At the opposite end of this scale of honour, a níðingr (ny’thing’r) was a reviled outcast and the vice of níðr (ny’th’r) was despised. The term is sometimes translated ‘shame’, and entails treachery, cowardice, oath-breaking or other dishonourable actions, such as killing one’s own kinsfolk or defenceless people. This last point is interesting in the case of Lindisfarne – the monks would not have used violence against the Viking raiders, so wouldn’t slaying them have been níðr since they were defenceless? On the one hand, this speaks highly in favour of the idea that this raid was motivated by vengeance, but conversely the fact that the monks would not defend themselves may have made them appear to be níðingr, at which point they would have been beneath contempt. Alternatively, since the monks were outside of the Norse culture these issues might not have applied.
We will never know the truth about this particular matter, but if Lindisfarne was an avenging raid its goal would have been the reparation of the honour of a community that was wronged, not in meting out punishment. Matters of Norse honour could be quite subtle: a thief was considered far worse than a robber, since breaking into someone else’s house was a cowardly act, whereas challenging a traveller still allowed for an honourable clash of arms. A killing that occurred at night or in secret would be viewed as murder, but if conducted openly it would be considered manslaughter – a state of affairs attained by declaring it immediately to the next person encountered (with some small deference allowed if that person happened to be a relative of the person killed!).
These descriptions of the positive and negative qualities admired and despised by Norse peoples goes a long way towards answering the question before us. Vikings were honourable people – certainly within their own communities – and their occasional attacks on outsiders represent a moral grey area, equivalent to questions concerning animal treatment today. (Since animals are not, by default, part of our moral community, they do not automatically accrue the rights we afford other humans). Furthermore, while Viking raiders did take slaves – as they did from Lindisfarne – archaeologist William Fitzhugh notes that “slaves became part of their families… They weren't out to kill everyone in the countryside but rather to find a way to live, to set up shop, and I think they just readily mixed in.”

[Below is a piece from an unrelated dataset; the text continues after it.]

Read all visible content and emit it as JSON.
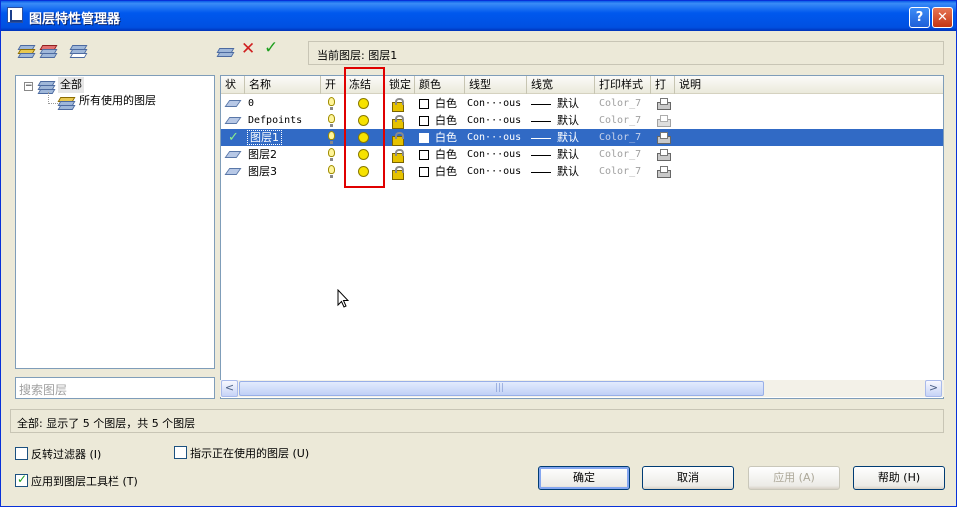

A contemporary murderer transgresses the moral standards of the society they live in, and are thus immoral, and since murder is considered one of the worst offenses imaginable they are vilified. Conversely, Vikings have been denigrated largely because of a reputation that typically misrepresents a complex pagan society in which moral respect for oneself and one’s community was absolutely central. Vikings may have been away from home, but they were still with their kinsfolk and deeply concerned with matters of honour and shame: they were acting ethically, according to the standards of their own communities. As a result, the moral case of the Viking versus the murderer must find for the Viking – even though for many of the monks at Lindisfarne, there really wasn’t any difference at all.
I am endebted to William R. Short’s discussion of Norse honour in the Icelandic sagas for the construction of this piece, as well as the Manaraefan Herred Viking Re-enactment Society’s discussion of Norse law.